“Even in the most affluent cities, the dearth of families reinforces public policies incompatible with children, argues the Austrian demographer Wolfgang Lutz. For example, fewer middle-class families means less political pressure to reform education or support for tougher law enforcement.”
HBT has not formulated a position on this issue yet. One Board member (yours truly) observes a tension between the possibility of selling school sites to raise revenue when we have just increased funding for more yoga instructors at our sparkling new senior center, and after our Council has balked at removing toxic chemicals from where our kids play because of the modest costs involved. The thought of selling school grounds to develop potentially more density follows the dubious trend of such decaying cities as Chicago, San Francisco, and Seattle. Our city would lose ability to attract families for a generation, perhaps indefinitely, unless we make a pointed effort to be a city for families and not just for retirees and the “creative class.”
Other voices on HBT’s Board point out that we do need more housing of all types, and the school closings are the decisions of the school districts, not Council. Moreover, in the Franklin Park school site, the school closed in 1992, but the park was preserved and 51 new single family homes were built for families — perhaps a positive example of “creative destruction”?
I saw an internet discussion between two communists recently, one against single family homes, the other arguing that while density is to be preferred, people are getting crushed by the limits on the housing stock so whatever we can build just build it toot sweet. A refreshing acknowledgement of economic reality to be sure, but if the Lutz thesis is correct, a city cannot just be a cafeteria of land uses: high-rise apartments, mini mansions, tract homes, mixed use, whatever floats a developer’s boat. It doesn’t work because each of those uses presupposes a certain ordering of other values that are going to clash with one another. A city has to have an ethos.
Have an opinion? Tell us!
You can find some of our first installments to our series at these links:
- Short-Term Rentals
- Closed School Sites
- Budget and Taxes
- Jet Noise
- Former Senior Center Site

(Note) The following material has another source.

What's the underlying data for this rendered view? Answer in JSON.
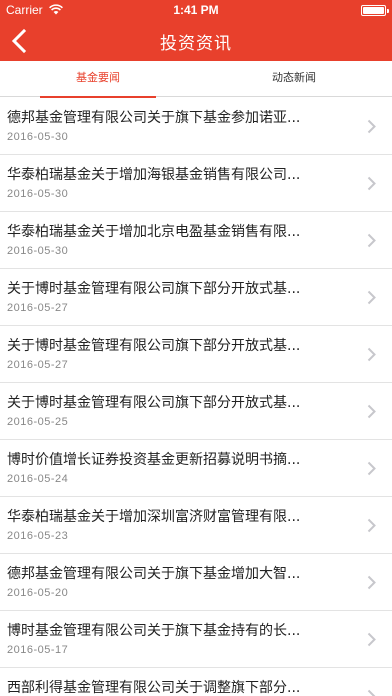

- Downtown Bars and DUIs
- Non-Toxic HB
- Banning Ranch
- Plastic Bag Ban
- Triangle Park Library
Bookmark the entire series here, where you can find our positions on more issues.